TASK OBJECTIVE -> Each record below is to be restated word for word.

Dataset rows describing interfaces:
######

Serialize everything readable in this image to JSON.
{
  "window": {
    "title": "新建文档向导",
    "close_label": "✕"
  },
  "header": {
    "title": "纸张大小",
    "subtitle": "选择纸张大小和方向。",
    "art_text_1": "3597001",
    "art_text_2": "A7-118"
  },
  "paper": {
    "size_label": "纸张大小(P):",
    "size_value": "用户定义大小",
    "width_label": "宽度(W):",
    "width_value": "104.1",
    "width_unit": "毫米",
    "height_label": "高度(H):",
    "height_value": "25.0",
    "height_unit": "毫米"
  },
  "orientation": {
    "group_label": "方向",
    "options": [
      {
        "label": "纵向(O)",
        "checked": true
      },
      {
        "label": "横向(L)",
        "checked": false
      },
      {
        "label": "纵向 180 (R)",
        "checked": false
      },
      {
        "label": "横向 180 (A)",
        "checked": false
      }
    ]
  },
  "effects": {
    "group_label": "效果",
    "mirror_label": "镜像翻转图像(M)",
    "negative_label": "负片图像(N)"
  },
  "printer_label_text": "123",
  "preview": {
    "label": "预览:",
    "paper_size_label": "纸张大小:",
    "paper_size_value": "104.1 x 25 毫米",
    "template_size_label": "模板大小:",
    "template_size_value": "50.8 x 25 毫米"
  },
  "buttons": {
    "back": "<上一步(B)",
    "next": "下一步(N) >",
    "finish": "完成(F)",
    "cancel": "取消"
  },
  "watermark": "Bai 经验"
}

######

ANSWER FOR THE TASK ->
Serialize everything readable in this image to JSON.
{
  "window": {
    "title": "新建文档向导",
    "close_label": "✕"
  },
  "header": {
    "title": "纸张大小",
    "subtitle": "选择纸张大小和方向。",
    "art_text_1": "3597001",
    "art_text_2": "A7-118"
  },
  "paper": {
    "size_label": "纸张大小(P):",
    "size_value": "用户定义大小",
    "width_label": "宽度(W):",
    "width_value": "104.1",
    "width_unit": "毫米",
    "height_label": "高度(H):",
    "height_value": "25.0",
    "height_unit": "毫米"
  },
  "orientation": {
    "group_label": "方向",
    "options": [
      {
        "label": "纵向(O)",
        "checked": true
      },
      {
        "label": "横向(L)",
        "checked": false
      },
      {
        "label": "纵向 180 (R)",
        "checked": false
      },
      {
        "label": "横向 180 (A)",
        "checked": false
      }
    ]
  },
  "effects": {
    "group_label": "效果",
    "mirror_label": "镜像翻转图像(M)",
    "negative_label": "负片图像(N)"
  },
  "printer_label_text": "123",
  "preview": {
    "label": "预览:",
    "paper_size_label": "纸张大小:",
    "paper_size_value": "104.1 x 25 毫米",
    "template_size_label": "模板大小:",
    "template_size_value": "50.8 x 25 毫米"
  },
  "buttons": {
    "back": "<上一步(B)",
    "next": "下一步(N) >",
    "finish": "完成(F)",
    "cancel": "取消"
  },
  "watermark": "Bai 经验"
}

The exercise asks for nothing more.